-- AVAILABLE RECORDS --
════════════════

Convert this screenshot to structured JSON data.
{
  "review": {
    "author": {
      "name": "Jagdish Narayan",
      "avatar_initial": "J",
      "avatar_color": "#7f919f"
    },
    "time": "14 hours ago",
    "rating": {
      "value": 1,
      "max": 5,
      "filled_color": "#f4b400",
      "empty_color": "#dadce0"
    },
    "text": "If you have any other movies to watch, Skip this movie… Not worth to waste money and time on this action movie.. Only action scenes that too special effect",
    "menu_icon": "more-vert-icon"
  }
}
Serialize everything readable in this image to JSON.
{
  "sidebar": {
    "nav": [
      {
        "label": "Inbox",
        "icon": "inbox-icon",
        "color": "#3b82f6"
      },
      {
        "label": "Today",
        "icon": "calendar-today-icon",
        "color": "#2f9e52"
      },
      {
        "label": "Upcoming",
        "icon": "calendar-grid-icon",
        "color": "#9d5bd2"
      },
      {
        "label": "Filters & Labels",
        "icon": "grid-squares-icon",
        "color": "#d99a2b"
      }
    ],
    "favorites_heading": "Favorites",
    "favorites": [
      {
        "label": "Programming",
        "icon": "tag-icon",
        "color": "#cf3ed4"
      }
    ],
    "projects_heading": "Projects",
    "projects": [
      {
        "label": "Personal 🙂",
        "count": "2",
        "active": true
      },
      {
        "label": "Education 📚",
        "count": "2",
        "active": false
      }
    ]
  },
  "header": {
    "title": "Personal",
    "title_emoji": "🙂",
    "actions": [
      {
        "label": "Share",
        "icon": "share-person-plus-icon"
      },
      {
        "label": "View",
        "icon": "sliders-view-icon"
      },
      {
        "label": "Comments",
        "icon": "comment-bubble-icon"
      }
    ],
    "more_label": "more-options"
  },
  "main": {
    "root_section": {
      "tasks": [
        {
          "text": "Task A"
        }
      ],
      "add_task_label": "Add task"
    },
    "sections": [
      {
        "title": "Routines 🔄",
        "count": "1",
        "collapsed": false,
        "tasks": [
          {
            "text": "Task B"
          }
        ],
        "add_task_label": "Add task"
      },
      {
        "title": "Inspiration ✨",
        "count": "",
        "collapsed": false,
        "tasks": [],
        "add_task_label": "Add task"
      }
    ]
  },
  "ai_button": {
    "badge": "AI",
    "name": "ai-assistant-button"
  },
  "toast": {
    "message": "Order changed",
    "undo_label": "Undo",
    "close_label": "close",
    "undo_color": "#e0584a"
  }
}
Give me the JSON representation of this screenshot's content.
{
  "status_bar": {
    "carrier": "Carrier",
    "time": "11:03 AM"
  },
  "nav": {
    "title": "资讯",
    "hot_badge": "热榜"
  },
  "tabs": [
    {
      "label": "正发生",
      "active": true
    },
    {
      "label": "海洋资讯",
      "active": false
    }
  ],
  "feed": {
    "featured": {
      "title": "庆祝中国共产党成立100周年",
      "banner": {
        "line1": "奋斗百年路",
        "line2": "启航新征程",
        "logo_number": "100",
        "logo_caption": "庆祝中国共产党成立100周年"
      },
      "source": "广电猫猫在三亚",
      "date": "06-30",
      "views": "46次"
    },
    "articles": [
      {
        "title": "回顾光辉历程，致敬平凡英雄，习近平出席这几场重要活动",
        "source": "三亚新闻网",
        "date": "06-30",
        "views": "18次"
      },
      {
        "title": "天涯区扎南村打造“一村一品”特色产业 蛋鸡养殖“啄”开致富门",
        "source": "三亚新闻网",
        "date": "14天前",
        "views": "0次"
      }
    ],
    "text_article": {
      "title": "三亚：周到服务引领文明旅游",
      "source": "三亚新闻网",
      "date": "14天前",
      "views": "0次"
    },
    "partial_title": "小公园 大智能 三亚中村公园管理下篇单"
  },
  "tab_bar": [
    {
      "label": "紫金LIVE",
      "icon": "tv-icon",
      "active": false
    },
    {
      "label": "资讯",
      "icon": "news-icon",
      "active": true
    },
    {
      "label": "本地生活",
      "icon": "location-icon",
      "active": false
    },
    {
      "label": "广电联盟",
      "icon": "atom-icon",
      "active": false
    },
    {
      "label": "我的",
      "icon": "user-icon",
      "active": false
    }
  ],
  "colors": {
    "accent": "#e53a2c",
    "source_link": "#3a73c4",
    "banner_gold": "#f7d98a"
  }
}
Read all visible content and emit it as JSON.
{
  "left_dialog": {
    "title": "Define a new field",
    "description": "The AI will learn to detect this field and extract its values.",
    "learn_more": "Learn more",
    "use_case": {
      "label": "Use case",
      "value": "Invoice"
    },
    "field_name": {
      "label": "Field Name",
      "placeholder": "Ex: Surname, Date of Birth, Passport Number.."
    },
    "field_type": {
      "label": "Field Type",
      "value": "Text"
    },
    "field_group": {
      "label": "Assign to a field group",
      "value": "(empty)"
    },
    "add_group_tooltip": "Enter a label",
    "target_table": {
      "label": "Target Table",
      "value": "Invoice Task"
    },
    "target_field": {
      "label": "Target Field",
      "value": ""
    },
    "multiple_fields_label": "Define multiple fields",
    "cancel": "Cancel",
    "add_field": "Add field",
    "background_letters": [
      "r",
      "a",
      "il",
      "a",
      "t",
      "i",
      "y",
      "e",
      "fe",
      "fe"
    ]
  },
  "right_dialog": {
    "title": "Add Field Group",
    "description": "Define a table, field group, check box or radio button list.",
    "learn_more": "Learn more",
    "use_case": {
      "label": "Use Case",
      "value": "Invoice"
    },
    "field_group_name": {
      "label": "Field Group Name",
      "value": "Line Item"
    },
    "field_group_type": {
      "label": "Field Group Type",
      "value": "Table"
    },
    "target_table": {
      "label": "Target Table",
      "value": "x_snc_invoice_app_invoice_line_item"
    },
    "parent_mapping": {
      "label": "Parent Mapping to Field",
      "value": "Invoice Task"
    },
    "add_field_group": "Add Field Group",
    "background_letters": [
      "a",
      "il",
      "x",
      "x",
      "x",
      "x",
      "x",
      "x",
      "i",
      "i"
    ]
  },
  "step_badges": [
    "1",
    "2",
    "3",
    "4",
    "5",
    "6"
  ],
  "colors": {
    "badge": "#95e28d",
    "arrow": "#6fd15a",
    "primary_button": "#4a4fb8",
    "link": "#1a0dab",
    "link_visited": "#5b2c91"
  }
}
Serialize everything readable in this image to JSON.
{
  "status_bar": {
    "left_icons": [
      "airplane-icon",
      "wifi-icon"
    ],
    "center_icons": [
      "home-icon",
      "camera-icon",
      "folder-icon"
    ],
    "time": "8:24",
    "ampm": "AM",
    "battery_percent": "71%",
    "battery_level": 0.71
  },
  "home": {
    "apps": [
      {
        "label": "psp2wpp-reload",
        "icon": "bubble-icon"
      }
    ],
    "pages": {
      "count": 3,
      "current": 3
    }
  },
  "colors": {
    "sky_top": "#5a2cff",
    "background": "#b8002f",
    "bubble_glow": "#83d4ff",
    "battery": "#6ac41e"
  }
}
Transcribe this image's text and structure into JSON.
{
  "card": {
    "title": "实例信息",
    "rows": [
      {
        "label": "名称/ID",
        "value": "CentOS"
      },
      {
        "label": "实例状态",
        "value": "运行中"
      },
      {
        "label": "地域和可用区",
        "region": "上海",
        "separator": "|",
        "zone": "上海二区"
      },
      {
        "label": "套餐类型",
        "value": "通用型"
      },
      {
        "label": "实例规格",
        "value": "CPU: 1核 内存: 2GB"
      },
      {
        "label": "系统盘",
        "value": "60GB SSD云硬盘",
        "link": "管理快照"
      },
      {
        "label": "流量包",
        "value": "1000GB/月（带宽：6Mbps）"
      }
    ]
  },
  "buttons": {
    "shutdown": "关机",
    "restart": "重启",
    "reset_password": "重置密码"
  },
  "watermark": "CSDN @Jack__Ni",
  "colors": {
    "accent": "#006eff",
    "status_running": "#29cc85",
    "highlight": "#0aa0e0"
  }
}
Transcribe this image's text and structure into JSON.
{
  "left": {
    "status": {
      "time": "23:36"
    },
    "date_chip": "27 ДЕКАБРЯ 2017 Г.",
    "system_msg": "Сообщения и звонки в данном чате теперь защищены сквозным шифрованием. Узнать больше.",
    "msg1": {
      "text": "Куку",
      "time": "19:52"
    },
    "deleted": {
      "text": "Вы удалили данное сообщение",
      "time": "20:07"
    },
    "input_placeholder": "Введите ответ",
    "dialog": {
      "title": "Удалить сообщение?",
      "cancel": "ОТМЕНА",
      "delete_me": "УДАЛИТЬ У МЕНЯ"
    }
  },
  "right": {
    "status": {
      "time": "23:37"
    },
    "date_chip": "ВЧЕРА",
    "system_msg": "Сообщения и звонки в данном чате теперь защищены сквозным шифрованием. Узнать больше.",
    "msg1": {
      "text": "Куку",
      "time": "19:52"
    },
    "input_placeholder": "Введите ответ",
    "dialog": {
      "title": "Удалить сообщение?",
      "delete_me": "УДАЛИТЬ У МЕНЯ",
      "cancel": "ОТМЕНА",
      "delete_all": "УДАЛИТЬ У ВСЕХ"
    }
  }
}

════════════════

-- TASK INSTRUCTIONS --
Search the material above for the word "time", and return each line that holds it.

-- SOLUTION --
    "time": "14 hours ago",
    "text": "If you have any other movies to watch, Skip this movie… Not worth to waste money and time on this action movie.. Only action scenes that too special effect",
    "time": "11:03 AM"
    "time": "8:24",
      "time": "23:36"
      "time": "19:52"
      "time": "20:07"
      "time": "23:37"
      "time": "19:52"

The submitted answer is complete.